Arn Tellem has an interesting piece in the Huffington Post on the NCAA's ban on player advisors (agents). Here are the first two paragraphs:
Of all the injustices heaped on college athletes, the most draconian may be the NCAA's ban on the use of attorneys during contract talks with professional teams. Athletes and their parents are allowed to get advice about proposed contracts only if their advisors don't represent them openly in negotiations. Athletes and their advisors can discuss the merits of a deal, but to maintain eligibility at NCAA schools, the advisors may not act as a go-between or be present during bargaining sessions or have any direct contact with the team on the athlete's behalf.
The rule is intended to keep agents away from amateur athletes. By rendering agents powerless, it effectively turns them into potted plants. But if you're hammering out a deal with someone, isn't it your prerogative to get professional advice? Absolutely, wrote an Ohio judge in a 2008 judgment against the NCAA. He likened the rule to "a patient hiring a doctor, but the doctor is told by the hospital board and the insurance company that the doctor cannot be present when the patient meets with a surgeon because the conference may improve his patient's decision-making power."
Arn Tellem is a sports agent and surely has a dog in the fight with the NCAA on this matter, but he makes some excellent points regarding the rights of athletes negotiating with pro teams.
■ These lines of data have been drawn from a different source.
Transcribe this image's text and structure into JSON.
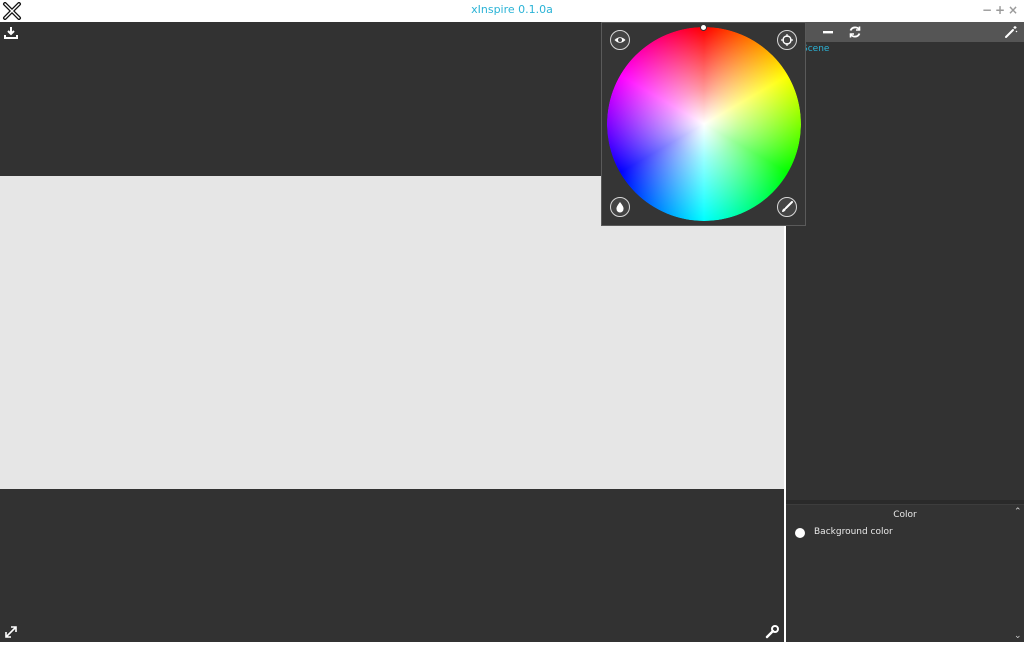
{
  "window": {
    "title": "xInspire 0.1.0a",
    "controls": {
      "minimize": "−",
      "maximize": "+",
      "close": "×"
    }
  },
  "viewport": {
    "icons": [
      "download-icon",
      "expand-icon",
      "wrench-icon"
    ],
    "background_color": "#323232",
    "canvas_color": "#e6e6e6"
  },
  "scene_panel": {
    "toolbar_icons": [
      "remove-icon",
      "refresh-icon",
      "magic-wand-icon"
    ],
    "tree": {
      "root_label": "Scene"
    }
  },
  "properties_panel": {
    "title": "Color",
    "background_color_label": "Background color",
    "background_color_value": "#ffffff"
  },
  "color_picker": {
    "buttons": [
      "eye-icon",
      "crosshair-icon",
      "droplet-icon",
      "brush-icon"
    ],
    "accent": "#2bb3d6"
  }
}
It's a bit like going to gun fight with a knife handle but no blade.